Managing urban congestion and mobility comes down to the matter of managing space. Cities are characterized by defined and restricted residential, commercial, and transportation spaces. Private autos are the most inefficient use of transportation space, and mass transit represents the most efficient use of transportation space. Getting more people out of private cars, and into shared feeder routes to and from mass transit modes is the most promising way to reduce auto traffic. Computer models show that it can be done, and we don’t need autonomous vehicles to realize the benefits of shared mobility.
The role of government, and the planning community, is perhaps to facilitate these kinds of partnerships and make it easier for serendipity to occur. While many cities mandate a portion of the development budget toward art, this will not necessarily result in an ongoing benefit to the arts community as in most cases the budget is used for public art projects versus creating opportunities for cultural programming.
Rather than relying solely on this mandate, planners might want to consider educating developers with examples and case studies about the myriad ways that artists can participate in the development process. Likewise, outreach and education for the arts community about what role they can play in projects may stimulate a dialogue that can yield great results.
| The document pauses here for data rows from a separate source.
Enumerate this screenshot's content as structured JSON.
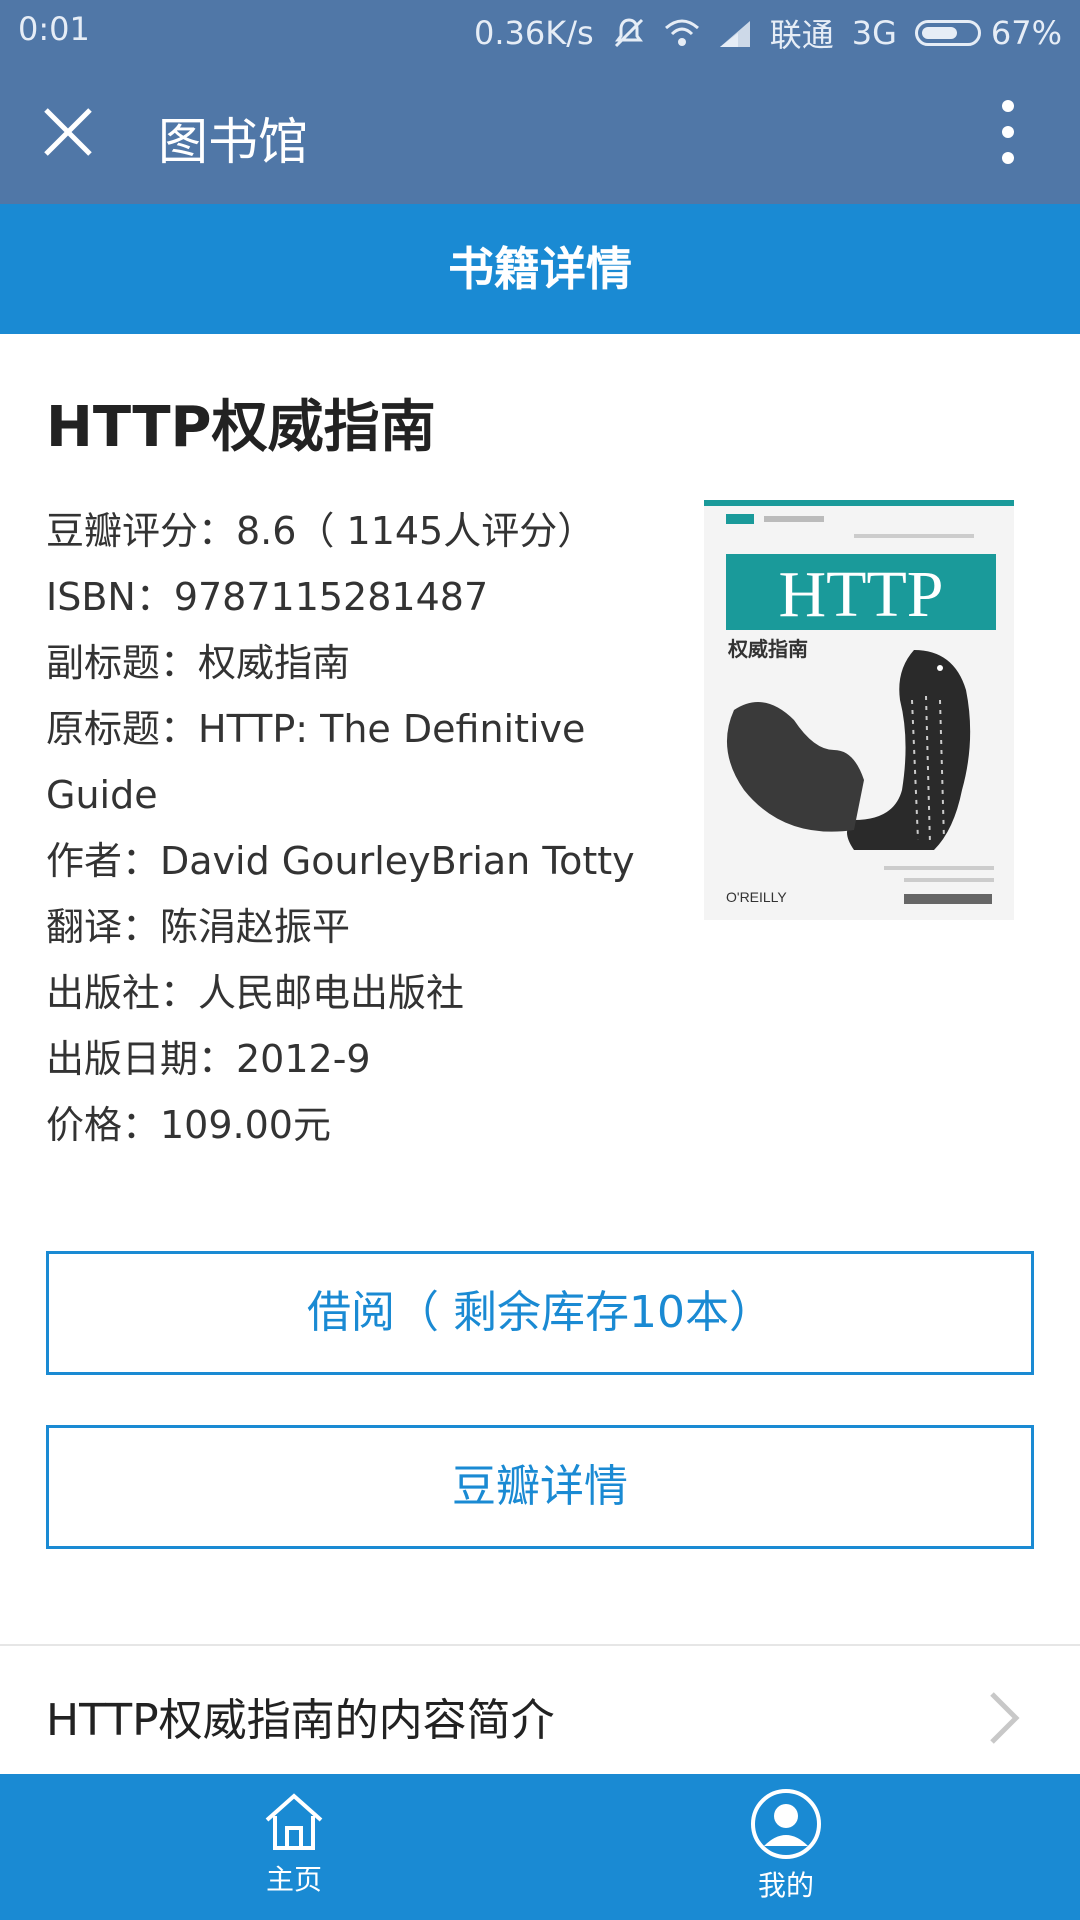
{
  "status_bar": {
    "time": "0:01",
    "network_speed": "0.36K/s",
    "carrier": "联通",
    "network_type": "3G",
    "battery": "67%",
    "battery_level": 0.67,
    "icons": [
      "mute-icon",
      "wifi-icon",
      "signal-icon",
      "battery-icon"
    ]
  },
  "app_bar": {
    "title": "图书馆",
    "icons": [
      "close-icon",
      "more-vertical-icon"
    ]
  },
  "header": {
    "title": "书籍详情"
  },
  "book": {
    "title": "HTTP权威指南",
    "details": [
      "豆瓣评分：8.6（ 1145人评分）",
      "ISBN：9787115281487",
      "副标题：权威指南",
      "原标题：HTTP: The Definitive Guide",
      "作者：David GourleyBrian Totty",
      "翻译：陈涓赵振平",
      "出版社：人民邮电出版社",
      "出版日期：2012-9",
      "价格：109.00元"
    ],
    "cover": {
      "title": "HTTP",
      "subtitle": "权威指南",
      "publisher_mark": "O'REILLY",
      "accent_color": "#1a9a9a"
    }
  },
  "actions": {
    "borrow_label": "借阅（ 剩余库存10本）",
    "douban_label": "豆瓣详情"
  },
  "intro": {
    "label": "HTTP权威指南的内容简介",
    "icon": "chevron-right-icon"
  },
  "tab_bar": {
    "tabs": [
      {
        "label": "主页",
        "icon": "home-icon"
      },
      {
        "label": "我的",
        "icon": "user-icon"
      }
    ]
  },
  "colors": {
    "app_bar": "#5077a7",
    "accent": "#1a8ad3",
    "text": "#222222"
  }
}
In this sense, the planning community can be an invaluable translator in helping all parties to discover a richer, more inspiring, common language.